Your child may be very aggressive, particularly when defending their delusions or hallucinations. Many children will claim to see things that are not there, like imaginary friends. Or they may play make believe that they have superhuman powers. However, children with childhood schizophrenia believe these things are real, and when they are challenged, they may become very aggressive in their speech and actions.
Many children have overactive imaginations. However, when this becomes concerning is when the child doesn't seem to be able to distinguish reality from their mind. This can be a sign that they are having true delusions or hallucinations. An overactive imagination alone is not causing for concern, but when combined with other symptoms and signs of childhood schizophrenia, it can complete the picture of what is going on with your child.
Misdiagnoses of Psychiatric Disorders
All children who end with a diagnosis of childhood schizophrenia first go through many misdiagnoses of their mental health condition. Ruling out other mental illnesses and learning disabilities is a vital part of the diagnostic process. Your child may first be diagnosed with ADHD, mood disorders like bipolar disorder, autism, obsessive-compulsive disorder, generalized anxiety disorder, or PTSD. Medical causes for hallucinations and delusions must also be ruled out.

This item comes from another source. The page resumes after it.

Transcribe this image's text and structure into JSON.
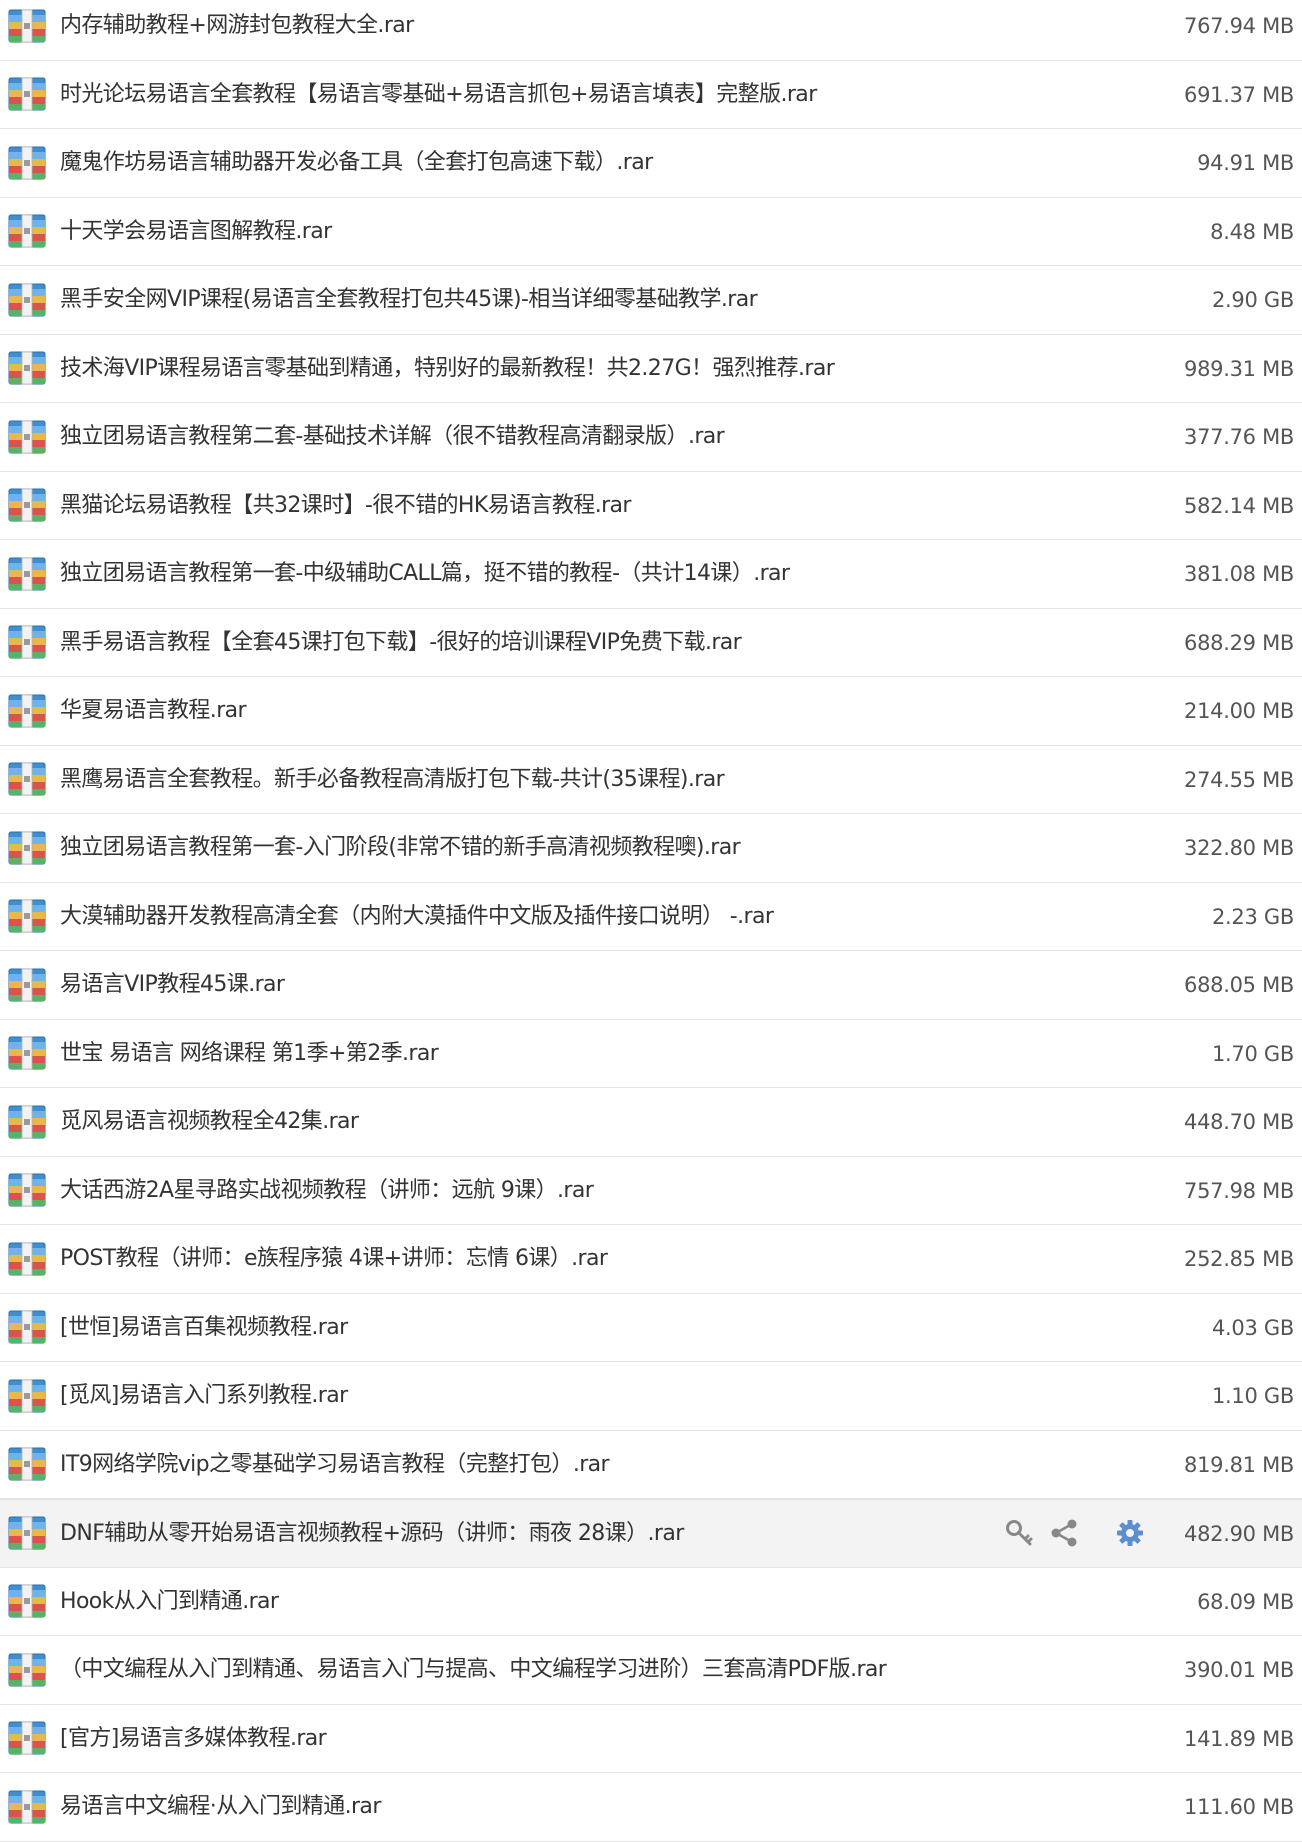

Childhood Schizophrenia Treatment
There are not very many treatment options for childhood schizophrenia. Childhood schizophrenia treatment is typically a combination of therapy and medication treatment. Many studies have been done to try to determine better and further childhood schizophrenia treatment, but so far there is only evidence for one medication and two types of therapy.
As with any mental illness, therapy plays an important role in limiting symptoms and improving quality of life. Studies have found that operant conditioning and play therapy are successful forms of treatment. One study found that many of the subjects had improved mental age and speech after operant conditioning. Play therapy is designed to help the child understand their condition and how to manage symptoms and feelings.
Some children with childhood schizophrenia may be treated with atypical neuroleptics, although some children are not responsive to this treatment. Studies support the use of clozapine in childhood schizophrenia treatment. Most of the patients who take clozapine have success in lowering the impact of symptoms of the mental illness. However, clozapine can have some serious side effects, and it is important that parents and practitioners closely monitor children on clozapine.
It is important that if your child shows symptoms of childhood schizophrenia that you seek help for your child right away. Therapists and psychiatrists will evaluate your child and their symptoms and rule out all other possibilities before giving a diagnosis of childhood schizophrenia. They will be able to evaluate your child with your help and the help of your child's school teachers and caregivers to identify symptoms and possible causes.
Even if that diagnosis never comes, signs and symptoms of childhood schizophrenia are cause for concern and may lead to another important mental health diagnosis. To help your child function more fully in the world, at school, and home, it is important that you get them into a therapist as quickly as possible after noticing symptoms. The sooner treatment begins, the more likely you will have success with whatever the professionals prescribe treatment and therapy.